Secondly, knowledge exchange in a workshop setting is a relatively short-lived experience unless personal relationships and professional collaborations are initiated at the workshops. The language barrier also constrained collaboration after workshops. E-mails were on occasion exchanged between participants, but only a few relationships developed between scientists that led to long-term research. In hindsight, long-term research collaborations within the EbA South project could have been fostered more effectively by funding research outputs, such as peer-reviewed publications generated by collaborative work between CAS scientists, the CTA team, government officials and national university academics. In this way, the project could have facilitated the relationship building between different stakeholders that is necessary for the in-depth and long-term research that is required for EbA. A jointly authored peer-reviewed publication would have increased the likelihood that communication between the scientists continued through emails and Skype calls in-between the face-to-face workshop meetings. Importantly, professional interpreters would in some cases need to play a role to facilitate such communication.
The experience of the EbA South project also showed that a balance needs to be struck between allowing scientists to research topics on EbA that they are particularly interested in versus funding research on EbA that is important for society at large. The approach of the project was to give the scientists a lot of leeway with regards to which research topics were explored and what peer-reviewed publications were produced. This was arguably an appropriate approach for a project with a relatively limited research budget of ~$40,000 per country over five years. With a budget of this size, it’s critical to have the research scientists personally motivated to investigate particular subjects and to encourage their students to invest considerable time into research. If the topics of research had not been directly in their field of interest, the quality of the research would probably have been reduced. However, for research projects with larger budgets, it would be appropriate for the project management team to steer the research more directly, and potentially sub-contract external researchers with the appropriate skillsets. For example, in Mauritania there was research undertaken on the fungal species present in the soils of restored versus degraded landscapes. Whilst this topic is relevant to EbA and contributes to the knowledge base on how to restore Mauritanian drylands, there were additional critical research topics that were identified by the project management team as important for the project but because of funding constraints were not addressed in an in-depth manner by the project. Such research topics, covering the fields of ecology, social science, economics and technology, included for example: the rate of production of NTFPs from the tree species planted by the project; appropriate financial mechanisms for upscaling the EbA given the social and economic forces within the project sites; and technologies available for quantifying the ecosystem goods and services within the EbA intervention sites.
Forest restoration conducted on a large-scale over hundreds of thousands of hectares in the Loess Plateau, China. Chinese scientists conducting research on the botany and soils of these landscapes guided the restoration protocols adopted by the EbA South project in Nepal.

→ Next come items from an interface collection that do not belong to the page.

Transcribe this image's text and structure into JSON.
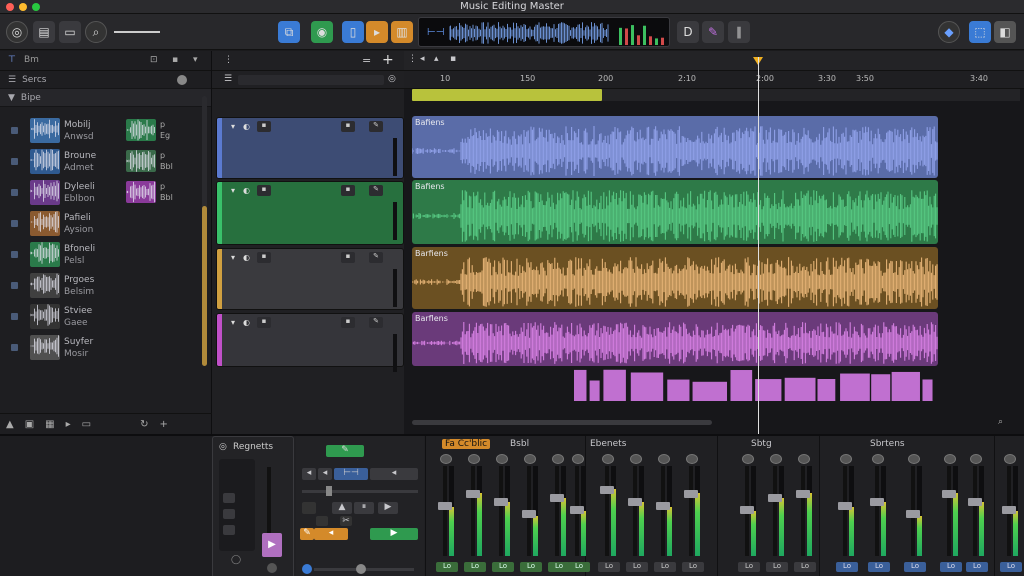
{
  "window": {
    "title": "Music Editing Master",
    "traffic_colors": [
      "#ff5f57",
      "#febc2e",
      "#28c840"
    ]
  },
  "toolbar": {
    "left_icons": [
      "metronome-icon",
      "library-icon",
      "folder-icon",
      "search-icon",
      "arrow-line-icon"
    ],
    "center_icons": [
      "copy-icon",
      "smart-controls-icon",
      "notepad-icon",
      "forward-icon",
      "score-icon"
    ],
    "right_icons": [
      "tuner-icon",
      "edit-icon",
      "settings-icon",
      "cpu-icon",
      "share-icon",
      "fullscreen-icon"
    ],
    "lcd_label": "Waveform Overview"
  },
  "browser": {
    "tab_label": "Bm",
    "section_label": "Sercs",
    "folder_label": "Bipe",
    "items": [
      {
        "name1": "Mobilj",
        "name2": "Anwsd",
        "side1": "p",
        "side2": "Eg"
      },
      {
        "name1": "Broune",
        "name2": "Admet",
        "side1": "p",
        "side2": "Bbl"
      },
      {
        "name1": "Dyleeli",
        "name2": "Eblbon",
        "side1": "p",
        "side2": "Bbl"
      },
      {
        "name1": "Pafieli",
        "name2": "Aysion",
        "side1": "",
        "side2": ""
      },
      {
        "name1": "Bfoneli",
        "name2": "Pelsl",
        "side1": "",
        "side2": ""
      },
      {
        "name1": "Prgoes",
        "name2": "Belsim",
        "side1": "",
        "side2": ""
      },
      {
        "name1": "Stviee",
        "name2": "Gaee",
        "side1": "",
        "side2": ""
      },
      {
        "name1": "Suyfer",
        "name2": "Mosir",
        "side1": "",
        "side2": ""
      }
    ]
  },
  "ruler": {
    "ticks": [
      "10",
      "150",
      "200",
      "2:10",
      "2:00",
      "3:30",
      "3:50",
      "3:40"
    ]
  },
  "tracks": [
    {
      "region_name": "Bafiens",
      "color": "#5a6ca8",
      "wave": "#8fa0e8",
      "header": "#3d4c74",
      "stripe": "#5b7ad0"
    },
    {
      "region_name": "Bafiens",
      "color": "#2e7a48",
      "wave": "#56c882",
      "header": "#27703e",
      "stripe": "#39c06a"
    },
    {
      "region_name": "Barfiens",
      "color": "#6b5022",
      "wave": "#e4b274",
      "header": "#3a3a3e",
      "stripe": "#d0a040"
    },
    {
      "region_name": "Barflens",
      "color": "#6a3a7a",
      "wave": "#d37ee0",
      "header": "#35353a",
      "stripe": "#c050c8"
    }
  ],
  "mixer": {
    "inspector_title": "Regnetts",
    "groups": [
      {
        "title": "Fa Cc'blic",
        "highlight": true
      },
      {
        "title": "Bsbl",
        "highlight": false
      },
      {
        "title": "Ebenets",
        "highlight": false
      },
      {
        "title": "Sbtg",
        "highlight": false
      },
      {
        "title": "Sbrtens",
        "highlight": false
      }
    ],
    "channel_levels": [
      0.55,
      0.7,
      0.6,
      0.45,
      0.65,
      0.5,
      0.75,
      0.6,
      0.55,
      0.7,
      0.5,
      0.65,
      0.7,
      0.55,
      0.6,
      0.45,
      0.7,
      0.6,
      0.5,
      0.65
    ],
    "channel_btns": [
      "Lo",
      "Lo",
      "Lo",
      "Lo",
      "Lo",
      "Lo",
      "Lo",
      "Lo",
      "Lo",
      "Lo",
      "Lo",
      "Lo",
      "Lo",
      "Lo",
      "Lo",
      "Lo",
      "Lo",
      "Lo",
      "Lo",
      "Lo"
    ]
  },
  "colors": {
    "accent_blue": "#3a7bd5",
    "accent_green": "#2f9a4f",
    "accent_orange": "#d48a2a",
    "cycle": "#b8c23c",
    "playhead_cap": "#f0b020"
  }
}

For example, a soil analysis laboratory was funded by the Chinese Academy of Sciences in Tribhuvan University in Nepal.
i.e. who work in universities or research institutions not directly connected with the project